This project isn't a kit (and won't ever be) so the instructions are more laissez-faire, with many opportunities for the maker to change elements or modify the design. Take it more as a guideline (and use common sense) than a rigorous step-by-step!
To make this project you'll need:
- 36 or 37 1+ Watt LEDs. there are 2 Watt LEDs that are now easily available. For color versatility you can use 12 each of red green and blue. Or you can go with 18 each of green/blue for more effective dazzling. These range around $3 each. Look on eBay or other closeouts to get slightly-older LEDs for less. We used some older Cree XLamp XR-E 7090
- You'll also need lenses/optics for each LED. Go with narrow-beam lenses, about 20mm diameter. 6 or 5 degree will be most effective. (Like this, but make sure you get ones that match your LED)
- Balancing resistors, one for each LED. I used 1.0 ohm 1210's
- For red LEDs (and maybe green/blue depending on your power supply) you may need a choke resistor 0.5 ohm at 5W may be OK. The internal resistance of the battery and Rds of the FET will make a difference, so do math and measurements!
- 6" diameter LED plate, see the downloads page for layout.

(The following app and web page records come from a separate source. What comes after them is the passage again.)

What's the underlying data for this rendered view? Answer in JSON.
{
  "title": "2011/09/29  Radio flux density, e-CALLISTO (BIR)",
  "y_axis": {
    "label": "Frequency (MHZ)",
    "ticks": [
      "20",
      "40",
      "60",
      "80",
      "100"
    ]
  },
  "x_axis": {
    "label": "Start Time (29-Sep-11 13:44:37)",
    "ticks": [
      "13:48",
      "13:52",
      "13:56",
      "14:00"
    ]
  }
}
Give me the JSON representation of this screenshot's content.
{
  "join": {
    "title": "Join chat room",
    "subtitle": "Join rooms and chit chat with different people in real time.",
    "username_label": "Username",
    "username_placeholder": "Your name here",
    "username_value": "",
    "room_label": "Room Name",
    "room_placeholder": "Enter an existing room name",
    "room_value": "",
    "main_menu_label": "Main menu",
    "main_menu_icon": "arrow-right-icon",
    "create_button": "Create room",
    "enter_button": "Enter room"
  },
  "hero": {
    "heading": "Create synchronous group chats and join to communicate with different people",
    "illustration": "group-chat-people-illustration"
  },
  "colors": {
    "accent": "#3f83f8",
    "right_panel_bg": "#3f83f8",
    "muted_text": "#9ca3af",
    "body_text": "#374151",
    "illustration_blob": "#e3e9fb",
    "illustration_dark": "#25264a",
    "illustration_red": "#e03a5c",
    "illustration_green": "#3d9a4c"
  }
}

This holes the LEDs and lenses. In theory a aluminum core LED is helpful but we found that for quick blasting, FR4 with copper fill worked just fine.
- 16 or 18 gauge wire for connecting things up
- 6 N Channel logic level power MOSFETs. We used FDP6030BLs. Nearly anything that can sink 2A is just fine.
- Arduino or other microcontroller. The AVR atmegax8 series such as found in the arduino is handy because it has 6 hardware PWMs. We used a DC boarduino and attached an FTDI cable to upload the firmware
- Battery capable of sourcing 4A at 4V+. 3 D cells or a lead acid is a good choice. We used a 4A 6V SLA that came with the lantern
- Heatsink. A spare AMD processor heatsink and fan worked nicely and was free!
- 9V battery + holder with switch for the arduino, seperate supplies prevent noise issues when driving such large loads
- Enclosure. We repurposed a cheap yet enormous flashlight from Sears. It was pricey at $40 but had the benefit of including a lead acid battery (which would have run almost $20 with shipping) and a basic lead acid charger.
- Power supply for testing, a ATX power supply is a good way to generate 5A+ at 5V
You'll want to start by getting an LED plate fabbed at your favorite PCB manufacturer and acquiring all the materials necessary.
Next up is the enclosure. We found the Dorcy 41-1088 lantern at Sears for about $40. It's very close to the right size so we went with it.
Open up the bottom to reveal a 6V, 4A sealed lead acid battery. This battery works pretty well. There's enough internal resistance that when the LEDs are on, the voltage out drops to 4V which is rather convenient.
Check the temperature of the LEDs, we didn't get above 58 degrees C which is pretty good.
We cut out a simple lens protector from acrylic on our laser cutter.